Sciatica is a common type of low back pain characterized by intense unilateral leg pain, tingling or numbness, and shooting pain that radiates below the knee.
Since symptoms of sciatica can be debilitating and persistent, patients are nearly four times more likely to have back surgery compared with those who have persistent low back pain only. Conservative treatment options often offer little relief, so more invasive procedures such as epidural corticosteroid injections have become increasingly popular.
Currently, there are no clear guidelines for treating sciatica with epidural corticosteroid injections. Researchers reviewed published studies to determine the efficacy of epidural corticosteroid injections for reducing pain and disability from sciatica, compared to placebo controls.
At short-term follow-up between two weeks and three months, 14 studies (n = 1,316 patients) showed that compared to placebo, corticosteroid injections offered significant relief from leg pain. Ten trials (n = 1,154) revealed a significant effect of epidural corticosteroid injections for reducing disability. Six trials (n = 723) showed that corticosteroid injections had no effect on back pain.

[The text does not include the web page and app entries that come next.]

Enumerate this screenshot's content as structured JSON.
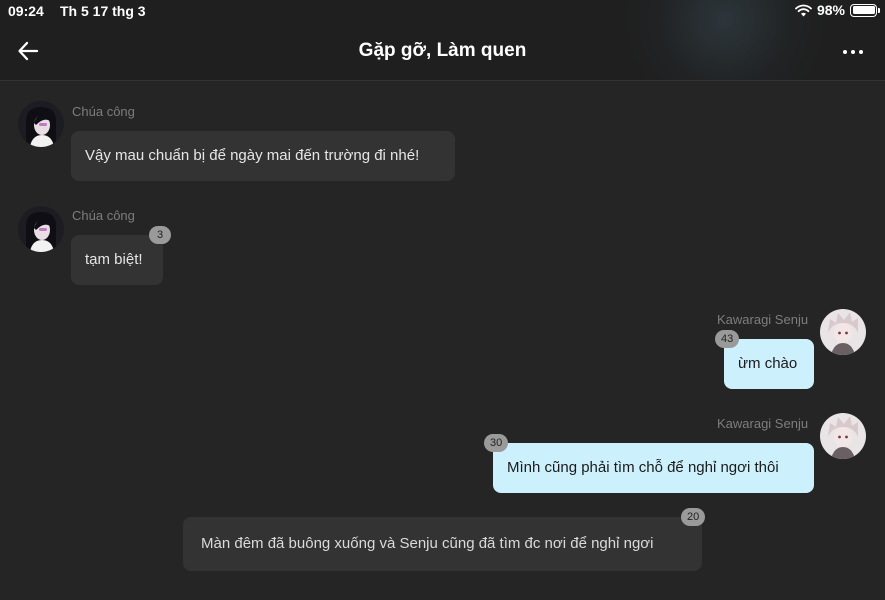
{
  "status_bar": {
    "time": "09:24",
    "date": "Th 5 17 thg 3",
    "battery": "98%",
    "wifi_icon": "wifi-icon",
    "battery_icon": "battery-icon"
  },
  "header": {
    "title": "Gặp gỡ, Làm quen",
    "back_icon": "arrow-left-icon",
    "more_icon": "ellipsis-icon"
  },
  "colors": {
    "background": "#252525",
    "bubble_dark": "#333333",
    "bubble_light": "#cdf0fd",
    "badge": "#9a9a9a",
    "name_text": "#7d7d7d"
  },
  "messages": [
    {
      "sender": "Chúa công",
      "text": "Vậy mau chuẩn bị để ngày mai đến trường đi nhé!",
      "side": "left"
    },
    {
      "sender": "Chúa công",
      "text": "tạm biệt!",
      "side": "left",
      "badge": "3"
    },
    {
      "sender": "Kawaragi Senju",
      "text": "ừm chào",
      "side": "right",
      "badge": "43"
    },
    {
      "sender": "Kawaragi Senju",
      "text": "Mình cũng phải tìm chỗ để nghỉ ngơi thôi",
      "side": "right",
      "badge": "30"
    },
    {
      "text": "Màn đêm đã buông xuống và Senju cũng đã tìm đc nơi để nghỉ ngơi",
      "side": "narration",
      "badge": "20"
    }
  ]
}
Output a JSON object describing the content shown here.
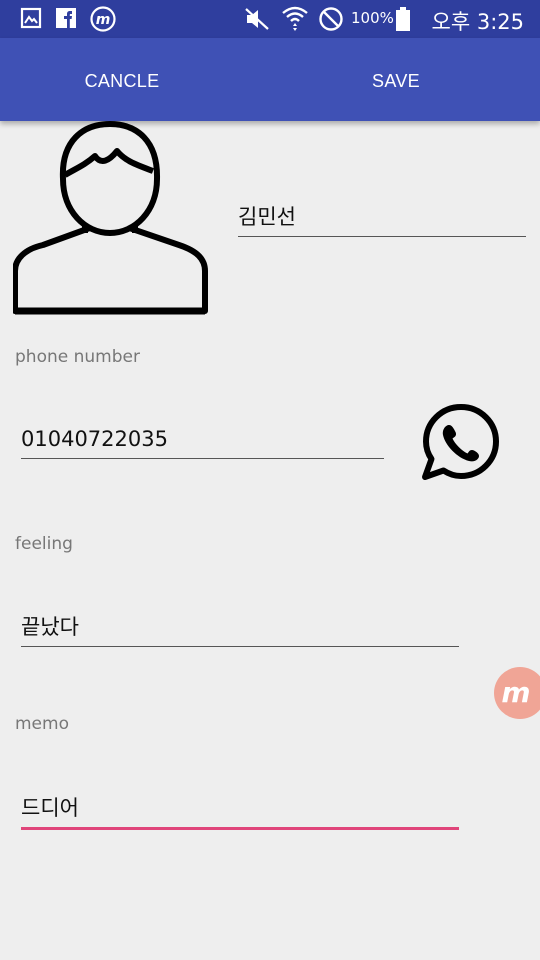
{
  "status_bar": {
    "battery_percent": "100%",
    "time": "오후 3:25",
    "icons": [
      "gallery-icon",
      "facebook-icon",
      "m-app-icon",
      "mute-icon",
      "wifi-icon",
      "do-not-disturb-icon",
      "battery-icon"
    ]
  },
  "app_bar": {
    "cancel_label": "CANCLE",
    "save_label": "SAVE",
    "color": "#3f51b5"
  },
  "contact": {
    "name": "김민선",
    "phone_label": "phone number",
    "phone_value": "01040722035",
    "feeling_label": "feeling",
    "feeling_value": "끝났다",
    "memo_label": "memo",
    "memo_value": "드디어"
  },
  "colors": {
    "status_bar": "#2f3e9e",
    "accent": "#e0457a",
    "background": "#eeeeee"
  },
  "floating_button": {
    "icon": "m-app-icon",
    "color": "#f0a596"
  }
}
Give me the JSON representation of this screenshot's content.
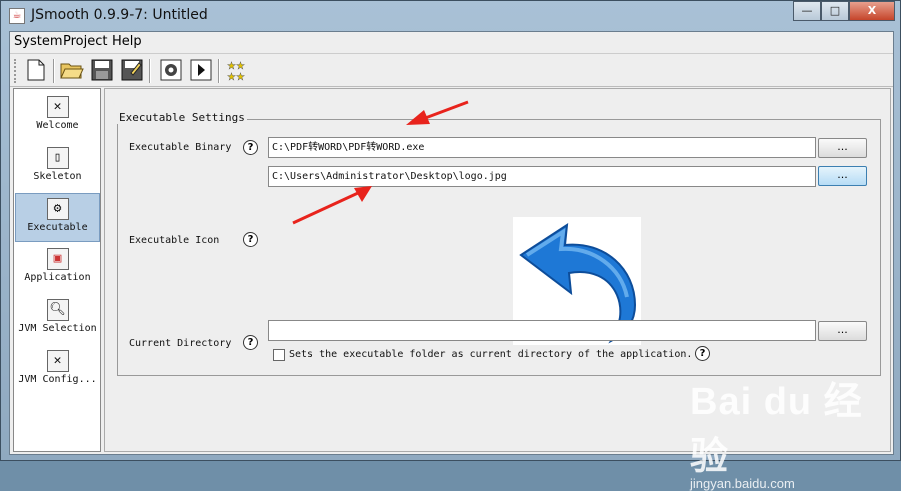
{
  "window": {
    "title": "JSmooth 0.9.9-7: Untitled"
  },
  "window_buttons": {
    "minimize": "—",
    "maximize": "□",
    "close": "X"
  },
  "menu": [
    "System",
    "Project",
    "Help"
  ],
  "toolbar_icons": [
    "new-file-icon",
    "open-folder-icon",
    "save-icon",
    "save-as-icon",
    "compile-gear-icon",
    "run-icon",
    "about-stars-icon"
  ],
  "sidebar": {
    "items": [
      {
        "label": "Welcome",
        "icon": "welcome-icon"
      },
      {
        "label": "Skeleton",
        "icon": "skeleton-icon"
      },
      {
        "label": "Executable",
        "icon": "executable-gear-icon",
        "selected": true
      },
      {
        "label": "Application",
        "icon": "application-icon"
      },
      {
        "label": "JVM Selection",
        "icon": "jvm-selection-icon"
      },
      {
        "label": "JVM Config...",
        "icon": "jvm-config-icon"
      }
    ]
  },
  "settings": {
    "group_title": "Executable Settings",
    "binary_label": "Executable Binary",
    "binary_value": "C:\\PDF转WORD\\PDF转WORD.exe",
    "icon_label": "Executable Icon",
    "icon_value": "C:\\Users\\Administrator\\Desktop\\logo.jpg",
    "curdir_label": "Current Directory",
    "curdir_value": "",
    "curdir_checkbox_label": "Sets the executable folder as current directory of the application.",
    "curdir_checked": false,
    "browse_label": "...",
    "help_mark": "?"
  },
  "watermark": {
    "main": "Bai du 经验",
    "sub": "jingyan.baidu.com"
  },
  "colors": {
    "annotation_arrow": "#e8231c",
    "icon_arrow": "#1e78d6",
    "selected_item": "#b8cfe5"
  }
}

Follow up at one year or later showed no difference in leg pain, back pain, or disability for patients given epidural corticosteroid injections or placebo.